Within a matter of hours I watched a creek turn into a river and cause millions of dollars of damage to homes and infrastructure. Even worse is the suffering of the displaced families. People I know, business owners I patronized, families we've fellowshipped with, my own brother, sister-in-law and neices; locked down, unable to leave their own neighborhood. My children's school friends are living in a shelter the last couple of days. This is only one town affected by the Alberta flood of 2013.
I write this post from a time of crisis. Currently the city I live in for the last two months is under water. Almost 100,000 people have been displaced. The town I left to move here is completely under water with major damage to infrastructure. I'm very blessed because for some reason the home I reside in in the city is high, dry and life is as normal. The property we own in the flooded mountain town is also high, dry and unaffected. The feeling of blessed assurance however, is clashing with the feeling of frustration as I am personally unable to rush to anyone's aid, unable to give tangible help with my own two hands. I pray. I will give. I will help somehow.
It would be easy to assume a patronizing air and begin to tell everyone that God is at work in people's hearts through suffering. I mean, this is the time right? Right smack in the middle of someone watching their $800,000 house flow down a creek with their wife and kids likely homeless, now's the time I tell them that God uses suffering to speak to people. I could get myself to the middle of the most affected and damaged areas and declare at the top of my lungs that God is using this for his glory.
I think I will refrain.
This morning in church we sang a hymn. "Great is Thy Faithfulness" seemed so appropriate. One verse in particular struck a chord in my heart, and one part of it in particular:
Strength for today and bright hope for tomorrow.....
This is what I want to leave with people.
Do I believe that God allows and uses suffering? I do (Read Ravi Zacharias' "Jesus Among Other Gods" for a great explanation of suffering). Do I believe it can and is redemptive? Most certainly. But is this the message for right here, right now? I'm not sure. I think it's supposed to be 'strength for today and bright hope for tomorrow'. Why? Because this is what people need, right here and right now.
In the coming days we will see people coming to grips with their losses. Those that have lost loved ones will be left asking 'why'. Those that have lost all of their earthly possesions will be trying to figure out where to go from here. In the middle of all of this there will be people, just like them, giving and offering the only thing left....love. And from this come the seeds that will grow into strength for today and bright hope for tomorrow.
The very last words of the hymn 'Great is Thy Faithfulness' are found when the chorus is sung. It's not a song about God using suffering to teach us a lesson.
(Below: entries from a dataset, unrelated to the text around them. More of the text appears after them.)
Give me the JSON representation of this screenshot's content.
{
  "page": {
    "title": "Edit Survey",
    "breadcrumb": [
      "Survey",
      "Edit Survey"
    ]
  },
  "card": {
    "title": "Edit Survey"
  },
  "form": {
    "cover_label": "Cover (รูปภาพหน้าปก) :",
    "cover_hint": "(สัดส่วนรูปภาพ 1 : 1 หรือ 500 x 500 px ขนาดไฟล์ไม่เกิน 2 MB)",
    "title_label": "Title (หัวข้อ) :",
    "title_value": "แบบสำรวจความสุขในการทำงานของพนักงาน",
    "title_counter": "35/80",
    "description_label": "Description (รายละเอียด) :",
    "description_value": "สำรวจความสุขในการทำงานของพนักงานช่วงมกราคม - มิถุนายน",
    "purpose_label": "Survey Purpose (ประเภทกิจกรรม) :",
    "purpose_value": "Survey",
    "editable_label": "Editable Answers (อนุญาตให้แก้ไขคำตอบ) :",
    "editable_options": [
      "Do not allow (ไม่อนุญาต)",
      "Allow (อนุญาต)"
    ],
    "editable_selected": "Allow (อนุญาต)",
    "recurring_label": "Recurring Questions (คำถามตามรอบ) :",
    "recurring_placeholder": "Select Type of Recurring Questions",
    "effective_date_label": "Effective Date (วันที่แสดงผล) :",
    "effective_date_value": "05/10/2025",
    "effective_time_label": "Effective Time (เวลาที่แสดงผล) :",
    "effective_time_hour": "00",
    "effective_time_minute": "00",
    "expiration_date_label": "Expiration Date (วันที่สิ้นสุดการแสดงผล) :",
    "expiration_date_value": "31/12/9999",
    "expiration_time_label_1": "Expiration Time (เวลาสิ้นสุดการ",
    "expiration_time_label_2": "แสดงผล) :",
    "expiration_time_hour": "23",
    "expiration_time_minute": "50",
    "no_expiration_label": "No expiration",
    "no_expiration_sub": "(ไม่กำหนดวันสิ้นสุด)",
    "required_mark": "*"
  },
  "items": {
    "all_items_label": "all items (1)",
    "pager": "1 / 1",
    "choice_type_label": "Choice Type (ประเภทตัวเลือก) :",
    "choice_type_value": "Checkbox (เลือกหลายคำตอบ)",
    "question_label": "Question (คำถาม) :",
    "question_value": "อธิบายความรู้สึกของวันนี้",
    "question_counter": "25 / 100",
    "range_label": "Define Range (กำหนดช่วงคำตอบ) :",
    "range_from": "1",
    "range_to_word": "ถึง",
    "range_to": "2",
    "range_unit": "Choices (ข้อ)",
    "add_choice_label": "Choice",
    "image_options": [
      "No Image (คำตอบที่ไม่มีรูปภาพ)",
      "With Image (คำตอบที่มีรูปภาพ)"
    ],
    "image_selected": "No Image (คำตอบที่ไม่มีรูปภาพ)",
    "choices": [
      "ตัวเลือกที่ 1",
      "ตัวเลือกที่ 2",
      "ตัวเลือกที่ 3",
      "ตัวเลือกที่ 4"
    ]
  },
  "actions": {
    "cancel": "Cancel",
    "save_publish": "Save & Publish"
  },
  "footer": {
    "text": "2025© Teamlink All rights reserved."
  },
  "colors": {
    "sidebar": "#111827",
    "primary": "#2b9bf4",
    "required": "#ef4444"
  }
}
It's a song about the reminder of the fact that no matter what happens, God is faithful to bring us through.
Great is thy faithfulness, great is thy faithfulness
Morning by morning new mercies I see
All I have needed thy hand hath provided
Great is thy faithfulness Lord unto me.